[Dataset rows for apps and sites]
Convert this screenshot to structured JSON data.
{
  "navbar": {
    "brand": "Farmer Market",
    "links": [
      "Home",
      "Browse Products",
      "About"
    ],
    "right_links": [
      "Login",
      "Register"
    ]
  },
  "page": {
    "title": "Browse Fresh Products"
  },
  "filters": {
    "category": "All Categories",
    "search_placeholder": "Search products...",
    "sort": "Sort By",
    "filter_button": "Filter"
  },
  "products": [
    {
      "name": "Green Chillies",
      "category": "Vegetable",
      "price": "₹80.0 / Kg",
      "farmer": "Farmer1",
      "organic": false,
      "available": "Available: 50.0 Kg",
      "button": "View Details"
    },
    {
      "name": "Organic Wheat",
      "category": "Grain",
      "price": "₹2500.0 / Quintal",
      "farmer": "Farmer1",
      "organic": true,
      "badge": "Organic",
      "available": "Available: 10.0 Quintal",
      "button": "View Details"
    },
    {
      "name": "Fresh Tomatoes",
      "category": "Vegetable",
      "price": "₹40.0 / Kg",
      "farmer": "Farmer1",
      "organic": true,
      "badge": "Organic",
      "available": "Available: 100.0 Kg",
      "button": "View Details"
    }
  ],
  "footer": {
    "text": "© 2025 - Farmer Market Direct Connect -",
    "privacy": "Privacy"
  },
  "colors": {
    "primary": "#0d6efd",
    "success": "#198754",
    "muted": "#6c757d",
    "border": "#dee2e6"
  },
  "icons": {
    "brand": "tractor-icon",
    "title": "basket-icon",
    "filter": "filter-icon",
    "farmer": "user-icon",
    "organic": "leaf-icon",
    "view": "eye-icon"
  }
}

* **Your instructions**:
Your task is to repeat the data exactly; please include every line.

* **Solved problem**:
Convert this screenshot to structured JSON data.
{
  "navbar": {
    "brand": "Farmer Market",
    "links": [
      "Home",
      "Browse Products",
      "About"
    ],
    "right_links": [
      "Login",
      "Register"
    ]
  },
  "page": {
    "title": "Browse Fresh Products"
  },
  "filters": {
    "category": "All Categories",
    "search_placeholder": "Search products...",
    "sort": "Sort By",
    "filter_button": "Filter"
  },
  "products": [
    {
      "name": "Green Chillies",
      "category": "Vegetable",
      "price": "₹80.0 / Kg",
      "farmer": "Farmer1",
      "organic": false,
      "available": "Available: 50.0 Kg",
      "button": "View Details"
    },
    {
      "name": "Organic Wheat",
      "category": "Grain",
      "price": "₹2500.0 / Quintal",
      "farmer": "Farmer1",
      "organic": true,
      "badge": "Organic",
      "available": "Available: 10.0 Quintal",
      "button": "View Details"
    },
    {
      "name": "Fresh Tomatoes",
      "category": "Vegetable",
      "price": "₹40.0 / Kg",
      "farmer": "Farmer1",
      "organic": true,
      "badge": "Organic",
      "available": "Available: 100.0 Kg",
      "button": "View Details"
    }
  ],
  "footer": {
    "text": "© 2025 - Farmer Market Direct Connect -",
    "privacy": "Privacy"
  },
  "colors": {
    "primary": "#0d6efd",
    "success": "#198754",
    "muted": "#6c757d",
    "border": "#dee2e6"
  },
  "icons": {
    "brand": "tractor-icon",
    "title": "basket-icon",
    "filter": "filter-icon",
    "farmer": "user-icon",
    "organic": "leaf-icon",
    "view": "eye-icon"
  }
}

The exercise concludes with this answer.